ENTRIES PROVIDED =>
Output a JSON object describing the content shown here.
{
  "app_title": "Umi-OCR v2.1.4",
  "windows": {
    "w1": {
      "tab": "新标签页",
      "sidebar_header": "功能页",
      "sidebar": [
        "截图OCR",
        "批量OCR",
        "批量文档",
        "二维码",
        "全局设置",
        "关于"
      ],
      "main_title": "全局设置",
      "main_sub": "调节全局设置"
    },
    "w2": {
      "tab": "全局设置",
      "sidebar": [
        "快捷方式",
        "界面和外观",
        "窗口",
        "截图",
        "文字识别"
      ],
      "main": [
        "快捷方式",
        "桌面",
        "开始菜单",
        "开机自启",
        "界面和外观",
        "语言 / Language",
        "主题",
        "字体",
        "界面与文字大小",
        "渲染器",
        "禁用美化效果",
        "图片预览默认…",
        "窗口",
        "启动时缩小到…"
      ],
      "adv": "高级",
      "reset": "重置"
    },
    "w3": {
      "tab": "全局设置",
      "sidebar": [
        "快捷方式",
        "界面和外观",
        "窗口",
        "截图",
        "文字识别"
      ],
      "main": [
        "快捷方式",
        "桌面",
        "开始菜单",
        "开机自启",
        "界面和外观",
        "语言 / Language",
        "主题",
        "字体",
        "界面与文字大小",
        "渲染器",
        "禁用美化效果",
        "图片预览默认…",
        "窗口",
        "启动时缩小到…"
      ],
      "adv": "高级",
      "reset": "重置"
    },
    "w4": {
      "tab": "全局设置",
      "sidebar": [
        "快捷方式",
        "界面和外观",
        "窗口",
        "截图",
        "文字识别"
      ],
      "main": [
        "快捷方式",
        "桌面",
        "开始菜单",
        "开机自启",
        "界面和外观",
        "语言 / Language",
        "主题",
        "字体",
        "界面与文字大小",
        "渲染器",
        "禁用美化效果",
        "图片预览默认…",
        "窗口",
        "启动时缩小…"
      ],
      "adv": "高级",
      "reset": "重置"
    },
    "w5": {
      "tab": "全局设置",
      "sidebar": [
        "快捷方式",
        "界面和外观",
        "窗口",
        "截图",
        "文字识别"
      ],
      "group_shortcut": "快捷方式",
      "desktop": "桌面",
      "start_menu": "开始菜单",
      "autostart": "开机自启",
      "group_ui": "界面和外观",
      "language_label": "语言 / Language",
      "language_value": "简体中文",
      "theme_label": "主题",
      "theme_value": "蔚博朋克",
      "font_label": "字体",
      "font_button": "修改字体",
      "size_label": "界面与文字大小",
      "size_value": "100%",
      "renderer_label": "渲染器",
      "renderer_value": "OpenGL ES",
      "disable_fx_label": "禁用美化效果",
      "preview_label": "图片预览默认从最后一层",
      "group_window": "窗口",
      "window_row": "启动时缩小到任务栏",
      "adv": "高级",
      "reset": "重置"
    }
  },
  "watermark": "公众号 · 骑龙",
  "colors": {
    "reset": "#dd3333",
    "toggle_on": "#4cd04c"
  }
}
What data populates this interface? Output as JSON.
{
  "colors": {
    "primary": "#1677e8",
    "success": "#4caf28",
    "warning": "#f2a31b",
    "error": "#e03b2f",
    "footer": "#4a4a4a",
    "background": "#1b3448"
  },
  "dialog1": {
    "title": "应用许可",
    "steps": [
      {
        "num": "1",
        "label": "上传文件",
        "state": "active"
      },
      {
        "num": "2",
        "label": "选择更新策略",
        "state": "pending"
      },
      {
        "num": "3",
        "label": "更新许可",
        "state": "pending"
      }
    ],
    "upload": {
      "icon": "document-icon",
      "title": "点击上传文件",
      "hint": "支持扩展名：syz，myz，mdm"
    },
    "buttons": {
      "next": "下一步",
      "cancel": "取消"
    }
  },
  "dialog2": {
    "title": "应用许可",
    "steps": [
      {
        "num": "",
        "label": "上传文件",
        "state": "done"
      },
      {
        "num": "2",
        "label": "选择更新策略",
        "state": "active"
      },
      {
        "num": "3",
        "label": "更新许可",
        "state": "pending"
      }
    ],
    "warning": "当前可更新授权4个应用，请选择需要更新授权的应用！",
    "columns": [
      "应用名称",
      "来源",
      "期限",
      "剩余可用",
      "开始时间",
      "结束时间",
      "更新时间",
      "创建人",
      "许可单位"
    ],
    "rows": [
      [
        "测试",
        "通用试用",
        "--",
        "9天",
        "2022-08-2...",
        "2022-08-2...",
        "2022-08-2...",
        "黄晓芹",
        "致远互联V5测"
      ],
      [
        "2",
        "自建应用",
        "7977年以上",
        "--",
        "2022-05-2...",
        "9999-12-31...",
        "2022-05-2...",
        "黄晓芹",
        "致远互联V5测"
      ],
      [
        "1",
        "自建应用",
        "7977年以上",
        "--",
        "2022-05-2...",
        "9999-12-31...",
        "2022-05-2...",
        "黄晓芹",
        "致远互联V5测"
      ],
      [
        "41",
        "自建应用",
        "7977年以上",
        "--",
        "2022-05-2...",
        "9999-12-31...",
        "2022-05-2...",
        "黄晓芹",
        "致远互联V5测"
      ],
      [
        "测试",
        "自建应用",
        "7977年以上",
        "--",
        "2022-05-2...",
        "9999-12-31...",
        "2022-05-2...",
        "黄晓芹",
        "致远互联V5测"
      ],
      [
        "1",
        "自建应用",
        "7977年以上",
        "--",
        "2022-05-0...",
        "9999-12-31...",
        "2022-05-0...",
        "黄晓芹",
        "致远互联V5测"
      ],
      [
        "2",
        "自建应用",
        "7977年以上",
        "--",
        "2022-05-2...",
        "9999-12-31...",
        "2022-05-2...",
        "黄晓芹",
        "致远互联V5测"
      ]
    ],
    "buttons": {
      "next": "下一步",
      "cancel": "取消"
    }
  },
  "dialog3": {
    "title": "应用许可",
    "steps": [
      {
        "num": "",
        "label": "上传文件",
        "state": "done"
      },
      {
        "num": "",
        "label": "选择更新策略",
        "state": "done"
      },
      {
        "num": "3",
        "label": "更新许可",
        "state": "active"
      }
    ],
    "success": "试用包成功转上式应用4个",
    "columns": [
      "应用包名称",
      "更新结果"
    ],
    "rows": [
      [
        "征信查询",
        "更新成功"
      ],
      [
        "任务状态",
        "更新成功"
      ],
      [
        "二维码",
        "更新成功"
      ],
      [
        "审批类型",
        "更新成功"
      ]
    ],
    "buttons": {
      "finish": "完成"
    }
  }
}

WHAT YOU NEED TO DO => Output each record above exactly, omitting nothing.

RESULT =>
Output a JSON object describing the content shown here.
{
  "app_title": "Umi-OCR v2.1.4",
  "windows": {
    "w1": {
      "tab": "新标签页",
      "sidebar_header": "功能页",
      "sidebar": [
        "截图OCR",
        "批量OCR",
        "批量文档",
        "二维码",
        "全局设置",
        "关于"
      ],
      "main_title": "全局设置",
      "main_sub": "调节全局设置"
    },
    "w2": {
      "tab": "全局设置",
      "sidebar": [
        "快捷方式",
        "界面和外观",
        "窗口",
        "截图",
        "文字识别"
      ],
      "main": [
        "快捷方式",
        "桌面",
        "开始菜单",
        "开机自启",
        "界面和外观",
        "语言 / Language",
        "主题",
        "字体",
        "界面与文字大小",
        "渲染器",
        "禁用美化效果",
        "图片预览默认…",
        "窗口",
        "启动时缩小到…"
      ],
      "adv": "高级",
      "reset": "重置"
    },
    "w3": {
      "tab": "全局设置",
      "sidebar": [
        "快捷方式",
        "界面和外观",
        "窗口",
        "截图",
        "文字识别"
      ],
      "main": [
        "快捷方式",
        "桌面",
        "开始菜单",
        "开机自启",
        "界面和外观",
        "语言 / Language",
        "主题",
        "字体",
        "界面与文字大小",
        "渲染器",
        "禁用美化效果",
        "图片预览默认…",
        "窗口",
        "启动时缩小到…"
      ],
      "adv": "高级",
      "reset": "重置"
    },
    "w4": {
      "tab": "全局设置",
      "sidebar": [
        "快捷方式",
        "界面和外观",
        "窗口",
        "截图",
        "文字识别"
      ],
      "main": [
        "快捷方式",
        "桌面",
        "开始菜单",
        "开机自启",
        "界面和外观",
        "语言 / Language",
        "主题",
        "字体",
        "界面与文字大小",
        "渲染器",
        "禁用美化效果",
        "图片预览默认…",
        "窗口",
        "启动时缩小…"
      ],
      "adv": "高级",
      "reset": "重置"
    },
    "w5": {
      "tab": "全局设置",
      "sidebar": [
        "快捷方式",
        "界面和外观",
        "窗口",
        "截图",
        "文字识别"
      ],
      "group_shortcut": "快捷方式",
      "desktop": "桌面",
      "start_menu": "开始菜单",
      "autostart": "开机自启",
      "group_ui": "界面和外观",
      "language_label": "语言 / Language",
      "language_value": "简体中文",
      "theme_label": "主题",
      "theme_value": "蔚博朋克",
      "font_label": "字体",
      "font_button": "修改字体",
      "size_label": "界面与文字大小",
      "size_value": "100%",
      "renderer_label": "渲染器",
      "renderer_value": "OpenGL ES",
      "disable_fx_label": "禁用美化效果",
      "preview_label": "图片预览默认从最后一层",
      "group_window": "窗口",
      "window_row": "启动时缩小到任务栏",
      "adv": "高级",
      "reset": "重置"
    }
  },
  "watermark": "公众号 · 骑龙",
  "colors": {
    "reset": "#dd3333",
    "toggle_on": "#4cd04c"
  }
}
What data populates this interface? Output as JSON.
{
  "colors": {
    "primary": "#1677e8",
    "success": "#4caf28",
    "warning": "#f2a31b",
    "error": "#e03b2f",
    "footer": "#4a4a4a",
    "background": "#1b3448"
  },
  "dialog1": {
    "title": "应用许可",
    "steps": [
      {
        "num": "1",
        "label": "上传文件",
        "state": "active"
      },
      {
        "num": "2",
        "label": "选择更新策略",
        "state": "pending"
      },
      {
        "num": "3",
        "label": "更新许可",
        "state": "pending"
      }
    ],
    "upload": {
      "icon": "document-icon",
      "title": "点击上传文件",
      "hint": "支持扩展名：syz，myz，mdm"
    },
    "buttons": {
      "next": "下一步",
      "cancel": "取消"
    }
  },
  "dialog2": {
    "title": "应用许可",
    "steps": [
      {
        "num": "",
        "label": "上传文件",
        "state": "done"
      },
      {
        "num": "2",
        "label": "选择更新策略",
        "state": "active"
      },
      {
        "num": "3",
        "label": "更新许可",
        "state": "pending"
      }
    ],
    "warning": "当前可更新授权4个应用，请选择需要更新授权的应用！",
    "columns": [
      "应用名称",
      "来源",
      "期限",
      "剩余可用",
      "开始时间",
      "结束时间",
      "更新时间",
      "创建人",
      "许可单位"
    ],
    "rows": [
      [
        "测试",
        "通用试用",
        "--",
        "9天",
        "2022-08-2...",
        "2022-08-2...",
        "2022-08-2...",
        "黄晓芹",
        "致远互联V5测"
      ],
      [
        "2",
        "自建应用",
        "7977年以上",
        "--",
        "2022-05-2...",
        "9999-12-31...",
        "2022-05-2...",
        "黄晓芹",
        "致远互联V5测"
      ],
      [
        "1",
        "自建应用",
        "7977年以上",
        "--",
        "2022-05-2...",
        "9999-12-31...",
        "2022-05-2...",
        "黄晓芹",
        "致远互联V5测"
      ],
      [
        "41",
        "自建应用",
        "7977年以上",
        "--",
        "2022-05-2...",
        "9999-12-31...",
        "2022-05-2...",
        "黄晓芹",
        "致远互联V5测"
      ],
      [
        "测试",
        "自建应用",
        "7977年以上",
        "--",
        "2022-05-2...",
        "9999-12-31...",
        "2022-05-2...",
        "黄晓芹",
        "致远互联V5测"
      ],
      [
        "1",
        "自建应用",
        "7977年以上",
        "--",
        "2022-05-0...",
        "9999-12-31...",
        "2022-05-0...",
        "黄晓芹",
        "致远互联V5测"
      ],
      [
        "2",
        "自建应用",
        "7977年以上",
        "--",
        "2022-05-2...",
        "9999-12-31...",
        "2022-05-2...",
        "黄晓芹",
        "致远互联V5测"
      ]
    ],
    "buttons": {
      "next": "下一步",
      "cancel": "取消"
    }
  },
  "dialog3": {
    "title": "应用许可",
    "steps": [
      {
        "num": "",
        "label": "上传文件",
        "state": "done"
      },
      {
        "num": "",
        "label": "选择更新策略",
        "state": "done"
      },
      {
        "num": "3",
        "label": "更新许可",
        "state": "active"
      }
    ],
    "success": "试用包成功转上式应用4个",
    "columns": [
      "应用包名称",
      "更新结果"
    ],
    "rows": [
      [
        "征信查询",
        "更新成功"
      ],
      [
        "任务状态",
        "更新成功"
      ],
      [
        "二维码",
        "更新成功"
      ],
      [
        "审批类型",
        "更新成功"
      ]
    ],
    "buttons": {
      "finish": "完成"
    }
  }
}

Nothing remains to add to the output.